— Try it —
Lines below that include "Schedule" are the answer; copy each one.

Dataset excerpts
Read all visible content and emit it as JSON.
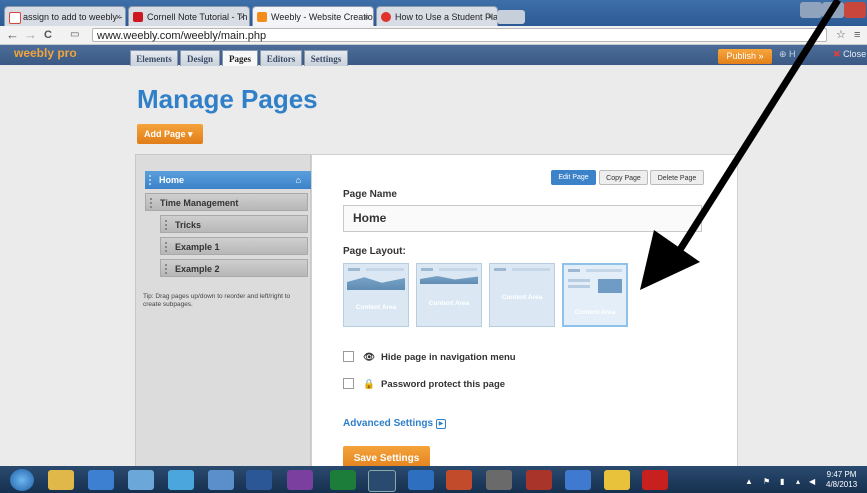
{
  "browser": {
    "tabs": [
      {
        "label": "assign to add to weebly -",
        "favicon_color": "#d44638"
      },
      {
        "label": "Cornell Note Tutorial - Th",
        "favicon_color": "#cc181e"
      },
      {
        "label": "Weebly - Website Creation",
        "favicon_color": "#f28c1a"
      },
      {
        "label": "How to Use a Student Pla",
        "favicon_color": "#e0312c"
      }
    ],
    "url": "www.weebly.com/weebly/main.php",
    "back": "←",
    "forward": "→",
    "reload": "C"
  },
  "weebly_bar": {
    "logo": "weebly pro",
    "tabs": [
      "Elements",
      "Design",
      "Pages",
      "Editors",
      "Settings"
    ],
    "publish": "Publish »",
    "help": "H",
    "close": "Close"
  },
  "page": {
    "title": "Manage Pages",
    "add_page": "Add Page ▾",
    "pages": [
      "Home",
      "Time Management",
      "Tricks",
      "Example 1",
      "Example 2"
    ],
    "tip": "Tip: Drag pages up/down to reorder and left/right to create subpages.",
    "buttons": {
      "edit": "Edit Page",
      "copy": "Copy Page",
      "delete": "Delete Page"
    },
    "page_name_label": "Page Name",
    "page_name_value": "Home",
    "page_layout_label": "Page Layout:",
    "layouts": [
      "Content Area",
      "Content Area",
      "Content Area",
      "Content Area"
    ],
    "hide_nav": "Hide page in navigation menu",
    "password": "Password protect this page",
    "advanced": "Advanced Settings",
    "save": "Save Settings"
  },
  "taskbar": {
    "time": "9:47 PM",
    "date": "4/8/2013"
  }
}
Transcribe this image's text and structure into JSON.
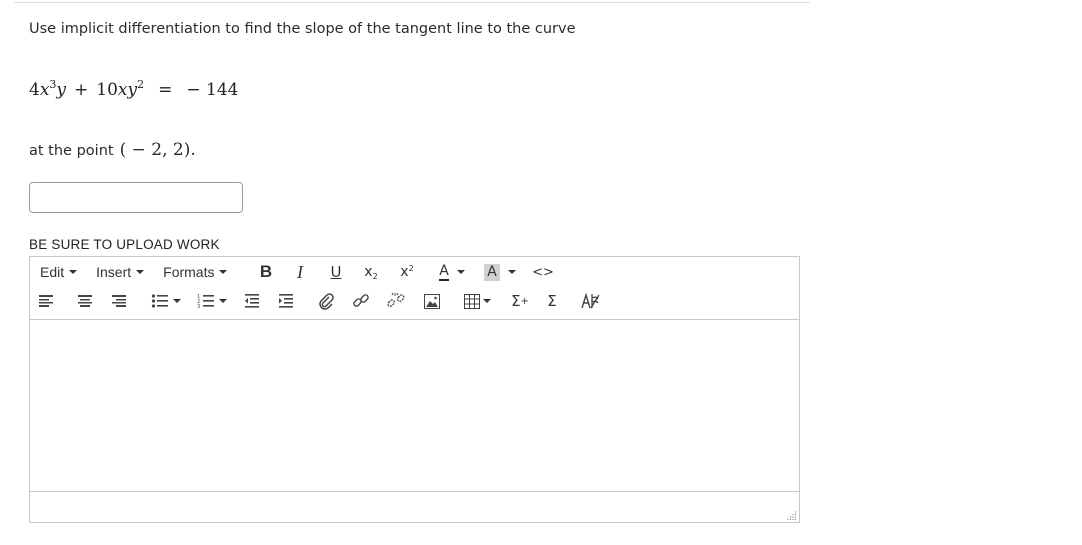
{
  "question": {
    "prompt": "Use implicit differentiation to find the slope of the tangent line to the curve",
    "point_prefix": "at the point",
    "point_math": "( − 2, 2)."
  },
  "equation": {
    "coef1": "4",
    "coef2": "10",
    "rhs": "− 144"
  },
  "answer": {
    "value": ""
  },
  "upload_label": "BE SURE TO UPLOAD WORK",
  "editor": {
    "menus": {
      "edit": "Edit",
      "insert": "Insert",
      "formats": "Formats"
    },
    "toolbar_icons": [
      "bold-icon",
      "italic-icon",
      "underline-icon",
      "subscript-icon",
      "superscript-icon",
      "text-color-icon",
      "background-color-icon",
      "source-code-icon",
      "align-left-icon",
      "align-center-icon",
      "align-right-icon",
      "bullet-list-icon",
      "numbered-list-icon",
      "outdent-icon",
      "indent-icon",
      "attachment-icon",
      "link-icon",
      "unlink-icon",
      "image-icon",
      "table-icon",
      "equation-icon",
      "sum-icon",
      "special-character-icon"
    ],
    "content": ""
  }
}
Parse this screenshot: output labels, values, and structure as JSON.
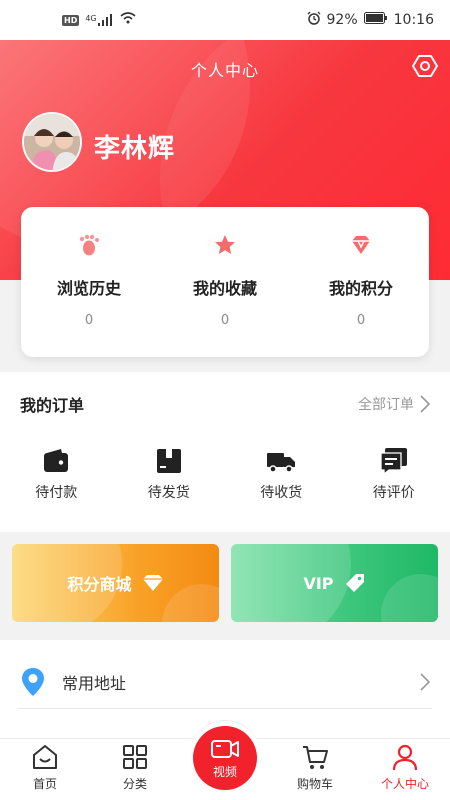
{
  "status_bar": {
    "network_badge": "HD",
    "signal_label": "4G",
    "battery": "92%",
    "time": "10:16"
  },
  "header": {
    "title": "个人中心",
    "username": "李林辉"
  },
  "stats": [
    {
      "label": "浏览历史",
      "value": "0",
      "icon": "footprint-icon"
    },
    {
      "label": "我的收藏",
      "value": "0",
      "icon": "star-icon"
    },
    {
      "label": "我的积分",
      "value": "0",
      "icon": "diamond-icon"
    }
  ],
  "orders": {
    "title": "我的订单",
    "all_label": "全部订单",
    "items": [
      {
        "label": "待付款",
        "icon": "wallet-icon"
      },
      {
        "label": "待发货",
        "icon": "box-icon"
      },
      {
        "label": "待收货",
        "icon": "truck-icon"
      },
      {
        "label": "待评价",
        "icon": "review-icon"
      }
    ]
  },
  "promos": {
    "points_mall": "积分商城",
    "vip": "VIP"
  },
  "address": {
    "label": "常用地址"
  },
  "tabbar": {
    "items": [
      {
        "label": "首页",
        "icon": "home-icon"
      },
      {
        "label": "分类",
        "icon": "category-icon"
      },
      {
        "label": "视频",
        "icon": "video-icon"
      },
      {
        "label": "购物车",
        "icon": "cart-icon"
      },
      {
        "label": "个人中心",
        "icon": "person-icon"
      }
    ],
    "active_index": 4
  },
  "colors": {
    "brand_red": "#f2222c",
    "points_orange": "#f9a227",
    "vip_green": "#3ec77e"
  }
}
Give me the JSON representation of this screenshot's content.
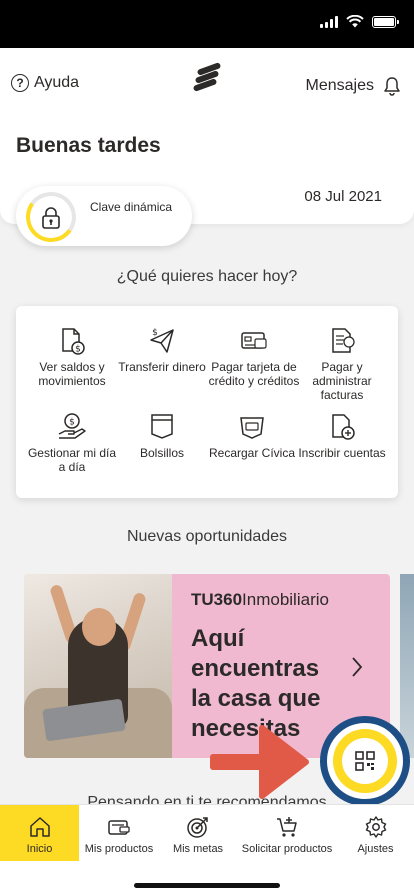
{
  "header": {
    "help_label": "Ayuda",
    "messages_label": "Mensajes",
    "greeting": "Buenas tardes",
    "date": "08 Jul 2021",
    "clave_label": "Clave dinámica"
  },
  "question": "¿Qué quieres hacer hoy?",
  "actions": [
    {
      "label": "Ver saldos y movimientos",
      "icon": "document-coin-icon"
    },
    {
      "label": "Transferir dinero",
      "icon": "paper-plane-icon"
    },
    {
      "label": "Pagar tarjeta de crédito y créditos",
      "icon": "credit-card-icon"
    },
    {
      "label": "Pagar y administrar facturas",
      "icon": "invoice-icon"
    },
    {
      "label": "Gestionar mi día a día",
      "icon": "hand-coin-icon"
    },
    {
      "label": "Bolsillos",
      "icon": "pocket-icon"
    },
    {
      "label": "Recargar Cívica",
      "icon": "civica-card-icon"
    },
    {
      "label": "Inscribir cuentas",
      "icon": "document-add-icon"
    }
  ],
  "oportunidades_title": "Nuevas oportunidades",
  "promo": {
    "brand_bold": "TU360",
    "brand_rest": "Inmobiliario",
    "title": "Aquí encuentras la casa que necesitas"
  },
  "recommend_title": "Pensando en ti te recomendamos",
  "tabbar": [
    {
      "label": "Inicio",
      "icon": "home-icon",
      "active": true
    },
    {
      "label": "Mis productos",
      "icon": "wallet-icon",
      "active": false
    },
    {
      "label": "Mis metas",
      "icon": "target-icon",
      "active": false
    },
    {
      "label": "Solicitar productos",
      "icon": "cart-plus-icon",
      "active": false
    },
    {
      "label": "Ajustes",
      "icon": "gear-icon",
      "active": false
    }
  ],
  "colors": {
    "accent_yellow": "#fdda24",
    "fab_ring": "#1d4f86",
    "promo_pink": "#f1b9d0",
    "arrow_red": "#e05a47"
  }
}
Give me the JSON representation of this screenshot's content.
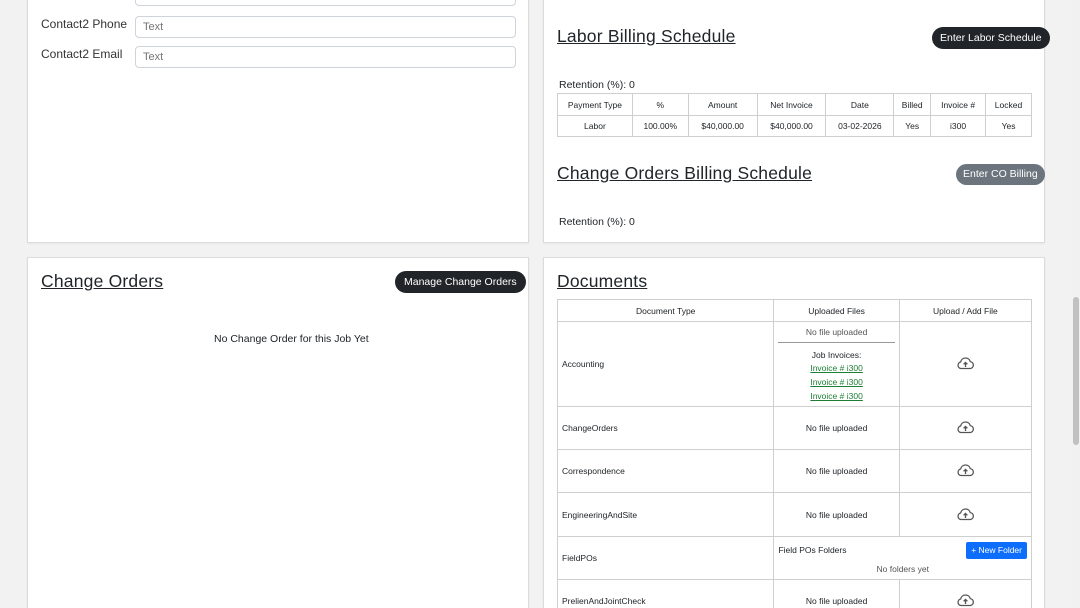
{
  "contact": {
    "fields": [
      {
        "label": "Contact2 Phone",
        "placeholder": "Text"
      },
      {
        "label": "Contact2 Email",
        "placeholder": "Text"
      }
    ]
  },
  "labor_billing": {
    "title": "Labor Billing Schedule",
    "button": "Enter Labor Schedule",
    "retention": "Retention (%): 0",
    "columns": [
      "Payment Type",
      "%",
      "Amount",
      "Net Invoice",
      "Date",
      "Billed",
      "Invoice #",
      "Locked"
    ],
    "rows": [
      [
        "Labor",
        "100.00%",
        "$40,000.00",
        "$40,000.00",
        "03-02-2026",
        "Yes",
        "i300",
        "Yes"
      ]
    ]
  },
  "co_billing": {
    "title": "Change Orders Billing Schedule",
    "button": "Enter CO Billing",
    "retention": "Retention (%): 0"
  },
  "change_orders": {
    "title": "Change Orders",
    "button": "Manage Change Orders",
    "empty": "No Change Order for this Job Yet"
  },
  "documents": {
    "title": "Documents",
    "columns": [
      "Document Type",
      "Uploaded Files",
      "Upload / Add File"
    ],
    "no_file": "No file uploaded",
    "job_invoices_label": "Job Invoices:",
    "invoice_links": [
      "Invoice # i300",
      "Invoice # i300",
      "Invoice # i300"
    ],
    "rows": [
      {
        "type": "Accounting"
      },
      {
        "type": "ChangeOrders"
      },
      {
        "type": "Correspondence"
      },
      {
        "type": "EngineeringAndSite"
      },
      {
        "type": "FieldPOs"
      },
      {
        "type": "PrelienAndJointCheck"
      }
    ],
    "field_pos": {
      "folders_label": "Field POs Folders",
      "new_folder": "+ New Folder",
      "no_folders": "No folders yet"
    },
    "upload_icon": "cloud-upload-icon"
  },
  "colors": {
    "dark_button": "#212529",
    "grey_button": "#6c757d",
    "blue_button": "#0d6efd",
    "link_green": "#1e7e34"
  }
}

— Finished exercise —
    "title": "Labor Billing Schedule",
    "button": "Enter Labor Schedule",
    "title": "Change Orders Billing Schedule",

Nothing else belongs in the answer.